SHARES:

03:41 AM November 24th, 2012

Recommended
November 24th, 2012 03:41 AM

LEAST ‘EMO’ CITY STATE. Singaporeans are the world’s most emotionless people said US-based pollster Gallup in a report on its three-year study conducted in more than 150 countries. The Philippines came out as the most emotional society in the world, with six out of 10 Filipino respondents saying that they experience a lot of both positive and negative feelings daily. Latin American countries meanwhile dominated the top of the list when it came to experiencing positive emotions.

SINGAPORE—Blame their city state’s competitive culture for leaving them no room for feelings, Singaporeans said in reaction to a survey that depicted them as the world’s most emotionless people.

“Singaporeans are the least likely in the world to report experiencing emotions of any kind on a daily basis,” US-based pollster Gallup said in a report on its three-year study conducted in more than 150 countries.

The Philippines came out as the most emotional society in the world, with six out of 10 Filipino respondents saying that they experience a lot of both positive and negative feelings daily. Latin American countries meanwhile dominated the top of the list when it came to experiencing positive emotions.

The report got prominent coverage in Singapore, one of the world’s wealthiest and most stable societies, and set off some strong reactions.

“Where got time to laugh?
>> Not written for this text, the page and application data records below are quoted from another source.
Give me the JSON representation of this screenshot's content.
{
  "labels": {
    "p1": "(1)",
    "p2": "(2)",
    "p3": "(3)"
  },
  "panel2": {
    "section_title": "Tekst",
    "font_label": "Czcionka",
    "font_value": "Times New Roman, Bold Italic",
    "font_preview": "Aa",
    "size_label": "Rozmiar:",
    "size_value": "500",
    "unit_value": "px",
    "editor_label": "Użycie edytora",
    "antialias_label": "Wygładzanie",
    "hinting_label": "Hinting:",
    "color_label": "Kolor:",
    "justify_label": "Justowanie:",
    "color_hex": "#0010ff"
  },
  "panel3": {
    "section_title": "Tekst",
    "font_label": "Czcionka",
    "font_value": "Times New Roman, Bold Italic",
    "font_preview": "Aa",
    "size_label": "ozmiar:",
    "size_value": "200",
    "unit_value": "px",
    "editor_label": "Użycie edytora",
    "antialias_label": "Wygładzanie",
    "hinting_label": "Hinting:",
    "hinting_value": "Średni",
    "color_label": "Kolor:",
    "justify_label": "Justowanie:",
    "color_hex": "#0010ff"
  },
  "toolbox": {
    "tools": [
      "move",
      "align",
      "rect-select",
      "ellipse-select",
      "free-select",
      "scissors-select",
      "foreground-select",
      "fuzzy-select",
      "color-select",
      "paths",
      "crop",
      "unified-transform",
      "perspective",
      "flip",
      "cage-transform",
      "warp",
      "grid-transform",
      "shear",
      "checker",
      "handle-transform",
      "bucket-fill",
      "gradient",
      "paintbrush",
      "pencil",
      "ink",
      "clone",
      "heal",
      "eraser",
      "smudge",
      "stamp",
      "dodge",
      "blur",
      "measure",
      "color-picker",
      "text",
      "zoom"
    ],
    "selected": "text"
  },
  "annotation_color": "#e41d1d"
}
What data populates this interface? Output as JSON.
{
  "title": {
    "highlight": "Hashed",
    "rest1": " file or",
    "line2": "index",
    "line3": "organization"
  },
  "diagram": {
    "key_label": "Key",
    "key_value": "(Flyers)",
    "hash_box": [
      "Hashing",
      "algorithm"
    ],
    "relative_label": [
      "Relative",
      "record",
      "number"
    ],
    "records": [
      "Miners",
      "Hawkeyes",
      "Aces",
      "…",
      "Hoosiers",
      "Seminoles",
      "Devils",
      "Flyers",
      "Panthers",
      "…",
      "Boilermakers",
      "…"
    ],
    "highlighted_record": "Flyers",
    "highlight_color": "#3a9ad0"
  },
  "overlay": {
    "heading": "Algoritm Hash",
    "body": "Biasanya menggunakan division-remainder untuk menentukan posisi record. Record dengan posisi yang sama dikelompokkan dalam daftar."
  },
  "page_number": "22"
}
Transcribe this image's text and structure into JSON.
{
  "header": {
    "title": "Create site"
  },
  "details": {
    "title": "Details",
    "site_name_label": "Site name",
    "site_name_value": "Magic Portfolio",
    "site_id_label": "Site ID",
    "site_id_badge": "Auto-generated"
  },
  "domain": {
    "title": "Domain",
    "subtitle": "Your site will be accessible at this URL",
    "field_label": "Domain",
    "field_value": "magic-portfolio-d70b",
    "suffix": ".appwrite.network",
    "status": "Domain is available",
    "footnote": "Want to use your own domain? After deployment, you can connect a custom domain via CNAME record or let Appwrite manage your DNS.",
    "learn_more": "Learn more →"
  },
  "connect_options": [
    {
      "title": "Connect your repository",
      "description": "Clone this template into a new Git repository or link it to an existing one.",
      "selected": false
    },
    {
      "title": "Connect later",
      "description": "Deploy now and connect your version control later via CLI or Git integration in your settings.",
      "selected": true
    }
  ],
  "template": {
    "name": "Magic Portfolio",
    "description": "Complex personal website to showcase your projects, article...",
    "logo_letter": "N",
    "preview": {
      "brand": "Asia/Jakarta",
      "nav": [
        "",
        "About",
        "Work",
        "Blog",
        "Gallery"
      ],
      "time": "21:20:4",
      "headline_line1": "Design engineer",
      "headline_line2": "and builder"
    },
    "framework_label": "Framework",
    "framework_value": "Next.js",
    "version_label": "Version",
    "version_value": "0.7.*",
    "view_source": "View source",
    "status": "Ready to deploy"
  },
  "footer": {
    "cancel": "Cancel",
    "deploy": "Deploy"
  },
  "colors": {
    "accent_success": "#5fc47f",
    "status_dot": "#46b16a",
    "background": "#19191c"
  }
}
Wake up, must fight for place on trains, lunch time, must fight for place to sit down and eat, go home, must fight for place on trains,” Edward Alexzandra Peters wrote on Facebook.

 

‘Stressful’

Commented Kok Leong on Yahoo! Singapore: “It’s so stressful to be living in Singapore. Our mind is all about $$$—how to survive, how to raise family, tax, etc. Nothing is free here.”
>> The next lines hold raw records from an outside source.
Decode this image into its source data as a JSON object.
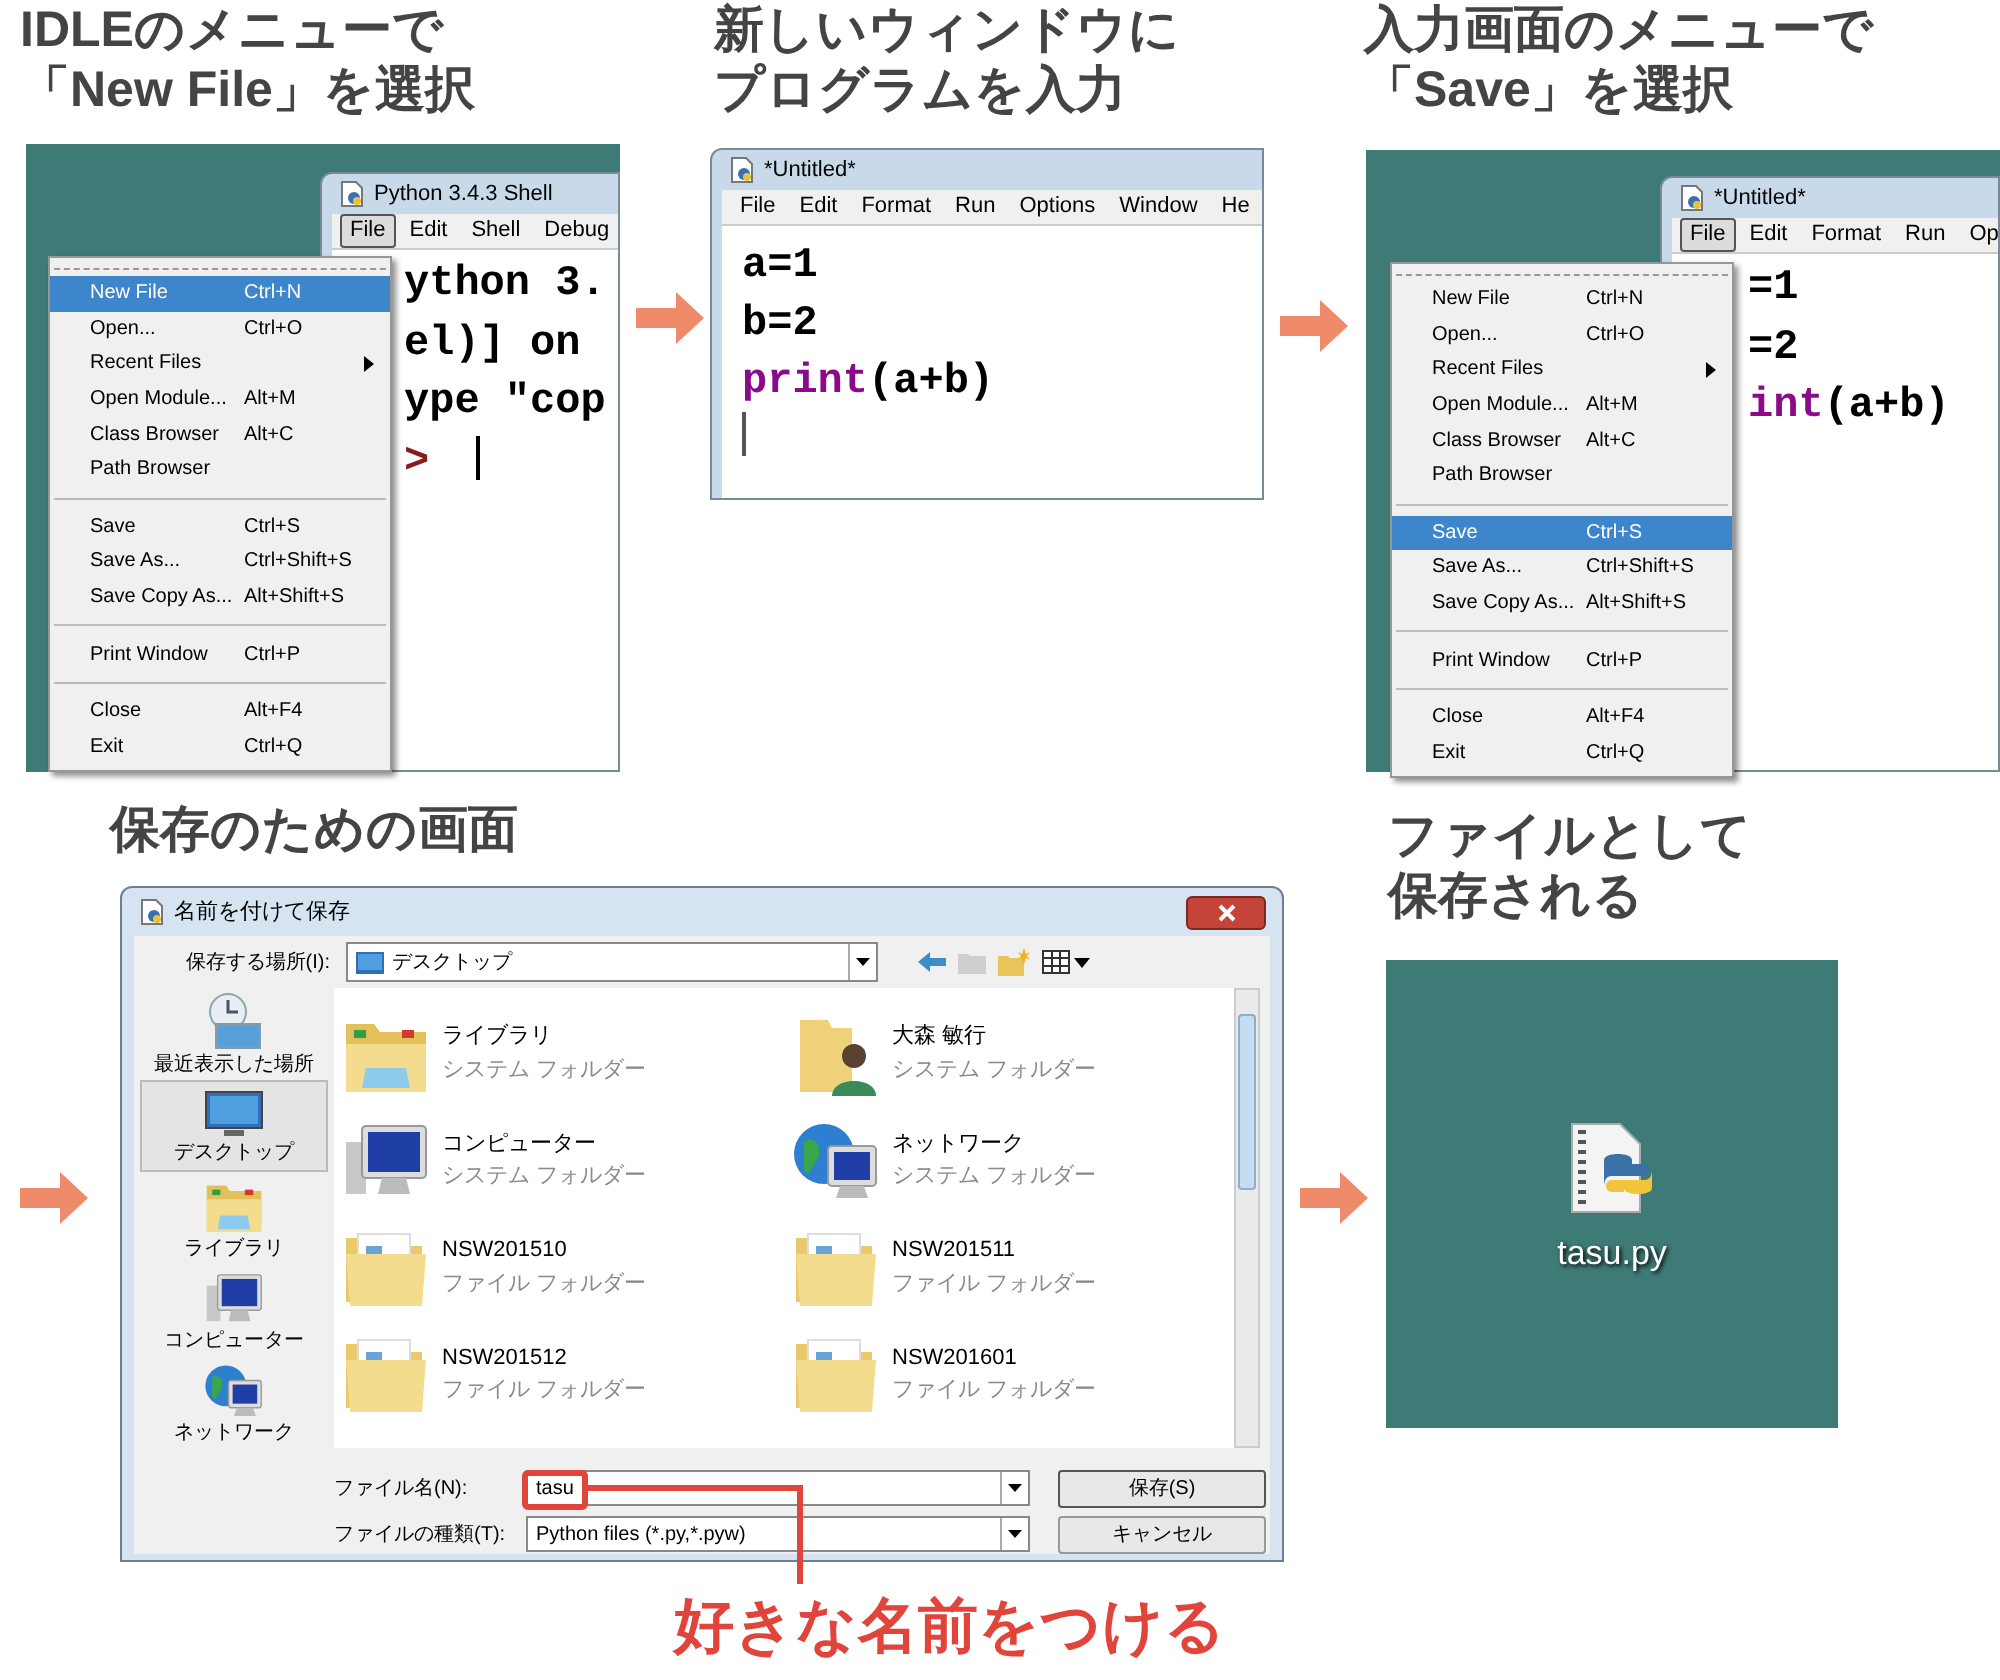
{
  "steps": [
    {
      "caption": [
        "IDLEのメニューで",
        "「New File」を選択"
      ],
      "window": {
        "title": "Python 3.4.3 Shell",
        "menubar": [
          {
            "label": "File",
            "selected": true
          },
          {
            "label": "Edit",
            "selected": false
          },
          {
            "label": "Shell",
            "selected": false
          },
          {
            "label": "Debug",
            "selected": false
          }
        ],
        "code": [
          [
            {
              "kind": "plain",
              "text": "ython 3."
            }
          ],
          [
            {
              "kind": "plain",
              "text": "el)] on"
            }
          ],
          [
            {
              "kind": "plain",
              "text": "ype \"cop"
            }
          ],
          [
            {
              "kind": "prompt",
              "text": ">"
            }
          ]
        ]
      },
      "menu": [
        {
          "kind": "item",
          "label": "New File",
          "shortcut": "Ctrl+N",
          "selected": true
        },
        {
          "kind": "item",
          "label": "Open...",
          "shortcut": "Ctrl+O",
          "selected": false
        },
        {
          "kind": "item",
          "label": "Recent Files",
          "submenu": true,
          "selected": false
        },
        {
          "kind": "item",
          "label": "Open Module...",
          "shortcut": "Alt+M",
          "selected": false
        },
        {
          "kind": "item",
          "label": "Class Browser",
          "shortcut": "Alt+C",
          "selected": false
        },
        {
          "kind": "item",
          "label": "Path Browser",
          "selected": false
        },
        {
          "kind": "separator"
        },
        {
          "kind": "item",
          "label": "Save",
          "shortcut": "Ctrl+S",
          "selected": false
        },
        {
          "kind": "item",
          "label": "Save As...",
          "shortcut": "Ctrl+Shift+S",
          "selected": false
        },
        {
          "kind": "item",
          "label": "Save Copy As...",
          "shortcut": "Alt+Shift+S",
          "selected": false
        },
        {
          "kind": "separator"
        },
        {
          "kind": "item",
          "label": "Print Window",
          "shortcut": "Ctrl+P",
          "selected": false
        },
        {
          "kind": "separator"
        },
        {
          "kind": "item",
          "label": "Close",
          "shortcut": "Alt+F4",
          "selected": false
        },
        {
          "kind": "item",
          "label": "Exit",
          "shortcut": "Ctrl+Q",
          "selected": false
        }
      ]
    },
    {
      "caption": [
        "新しいウィンドウに",
        "プログラムを入力"
      ],
      "window": {
        "title": "*Untitled*",
        "menubar": [
          {
            "label": "File",
            "selected": false
          },
          {
            "label": "Edit",
            "selected": false
          },
          {
            "label": "Format",
            "selected": false
          },
          {
            "label": "Run",
            "selected": false
          },
          {
            "label": "Options",
            "selected": false
          },
          {
            "label": "Window",
            "selected": false
          },
          {
            "label": "He",
            "selected": false
          }
        ],
        "code": [
          [
            {
              "kind": "plain",
              "text": "a=1"
            }
          ],
          [
            {
              "kind": "plain",
              "text": "b=2"
            }
          ],
          [
            {
              "kind": "keyword",
              "text": "print"
            },
            {
              "kind": "plain",
              "text": "(a+b)"
            }
          ]
        ]
      }
    },
    {
      "caption": [
        "入力画面のメニューで",
        "「Save」を選択"
      ],
      "window": {
        "title": "*Untitled*",
        "menubar": [
          {
            "label": "File",
            "selected": true
          },
          {
            "label": "Edit",
            "selected": false
          },
          {
            "label": "Format",
            "selected": false
          },
          {
            "label": "Run",
            "selected": false
          },
          {
            "label": "Op",
            "selected": false
          }
        ],
        "code": [
          [
            {
              "kind": "plain",
              "text": "=1"
            }
          ],
          [
            {
              "kind": "plain",
              "text": "=2"
            }
          ],
          [
            {
              "kind": "keyword",
              "text": "int"
            },
            {
              "kind": "plain",
              "text": "(a+b)"
            }
          ]
        ]
      },
      "menu": [
        {
          "kind": "item",
          "label": "New File",
          "shortcut": "Ctrl+N",
          "selected": false
        },
        {
          "kind": "item",
          "label": "Open...",
          "shortcut": "Ctrl+O",
          "selected": false
        },
        {
          "kind": "item",
          "label": "Recent Files",
          "submenu": true,
          "selected": false
        },
        {
          "kind": "item",
          "label": "Open Module...",
          "shortcut": "Alt+M",
          "selected": false
        },
        {
          "kind": "item",
          "label": "Class Browser",
          "shortcut": "Alt+C",
          "selected": false
        },
        {
          "kind": "item",
          "label": "Path Browser",
          "selected": false
        },
        {
          "kind": "separator"
        },
        {
          "kind": "item",
          "label": "Save",
          "shortcut": "Ctrl+S",
          "selected": true
        },
        {
          "kind": "item",
          "label": "Save As...",
          "shortcut": "Ctrl+Shift+S",
          "selected": false
        },
        {
          "kind": "item",
          "label": "Save Copy As...",
          "shortcut": "Alt+Shift+S",
          "selected": false
        },
        {
          "kind": "separator"
        },
        {
          "kind": "item",
          "label": "Print Window",
          "shortcut": "Ctrl+P",
          "selected": false
        },
        {
          "kind": "separator"
        },
        {
          "kind": "item",
          "label": "Close",
          "shortcut": "Alt+F4",
          "selected": false
        },
        {
          "kind": "item",
          "label": "Exit",
          "shortcut": "Ctrl+Q",
          "selected": false
        }
      ]
    }
  ],
  "save_dialog": {
    "caption": "保存のための画面",
    "title": "名前を付けて保存",
    "location_label": "保存する場所(I):",
    "location": "デスクトップ",
    "places": [
      {
        "kind": "recent",
        "label": "最近表示した場所",
        "selected": false
      },
      {
        "kind": "desktop",
        "label": "デスクトップ",
        "selected": true
      },
      {
        "kind": "library",
        "label": "ライブラリ",
        "selected": false
      },
      {
        "kind": "computer",
        "label": "コンピューター",
        "selected": false
      },
      {
        "kind": "network",
        "label": "ネットワーク",
        "selected": false
      }
    ],
    "items": [
      {
        "kind": "library",
        "name": "ライブラリ",
        "type": "システム フォルダー"
      },
      {
        "kind": "user",
        "name": "大森 敏行",
        "type": "システム フォルダー"
      },
      {
        "kind": "computer",
        "name": "コンピューター",
        "type": "システム フォルダー"
      },
      {
        "kind": "network",
        "name": "ネットワーク",
        "type": "システム フォルダー"
      },
      {
        "kind": "folder",
        "name": "NSW201510",
        "type": "ファイル フォルダー"
      },
      {
        "kind": "folder",
        "name": "NSW201511",
        "type": "ファイル フォルダー"
      },
      {
        "kind": "folder",
        "name": "NSW201512",
        "type": "ファイル フォルダー"
      },
      {
        "kind": "folder",
        "name": "NSW201601",
        "type": "ファイル フォルダー"
      }
    ],
    "filename_label": "ファイル名(N):",
    "filename": "tasu",
    "filetype_label": "ファイルの種類(T):",
    "filetype": "Python files (*.py,*.pyw)",
    "buttons": [
      "保存(S)",
      "キャンセル"
    ],
    "callout": "好きな名前をつける"
  },
  "result": {
    "caption": [
      "ファイルとして",
      "保存される"
    ],
    "file": "tasu.py"
  }
}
Another comment noted:  “We have everything, and yet we have nothing. No one in this country actually lives life to the fullest; we merely exist. To our government, we are nothing more than a statistic.”

A post by Melody on Twitter went: “How can Singaporeans be the most emotionless in the world when they complain the most every day? I’m baffled.”

Gallup said it surveyed about 1,000 respondents 15 years old and above in each country annually between 2009 and 2011. Respondents were asked if they felt five positive and five negative emotions the previous day.

The negative feelings were anger, stress, sadness, physical pain, and worry, while the positive emotions were feeling well-rested, being treated with respect, enjoyment, smiling and laughing a lot, and learning or doing something interesting.

Only 36 percent of Singaporeans said they felt any of the emotions, Gallup said.

Negative emotions

Negative emotions are highest in the Middle East and North Africa, with Iraq, Bahrain, and the Palestinian Territories leading the world in negative daily experiences. Latin America leads the world when it comes to positive emotions, with Panama, Paraguay, and Venezuela at the top of the list.

Behavioral indicators such as positive and negative emotions are a vital measure of a society’s wellbeing, with leaders worldwide starting to incorporate such indicators into the metrics they use to evaluate their countries.  Like behavioral scientists, they’ve realized that traditional economic indicators like GDP do not, and cannot, quantify the human condition.

While higher incomes may improve people’s emotional well-being, they can only do so to a certain extent.

Nobel Prize-winning economist Daniel Kahneman and Princeton economist Angus Deaton found that after US individuals make $75,000 annually, additional income will have little meaningful effect on how they experience their lives.

The Gallup survey suggests that Singapore’s leadership would be well-advised to include wellbeing in its overall strategies if it is going to further improve the lives of its citizenry.

Disclaimer: Comments do not represent the views of INQUIRER.net. We reserve the right to exclude comments which are inconsistent with our editorial standards. FULL DISCLAIMER

For feedback, complaints, or inquiries, contact us.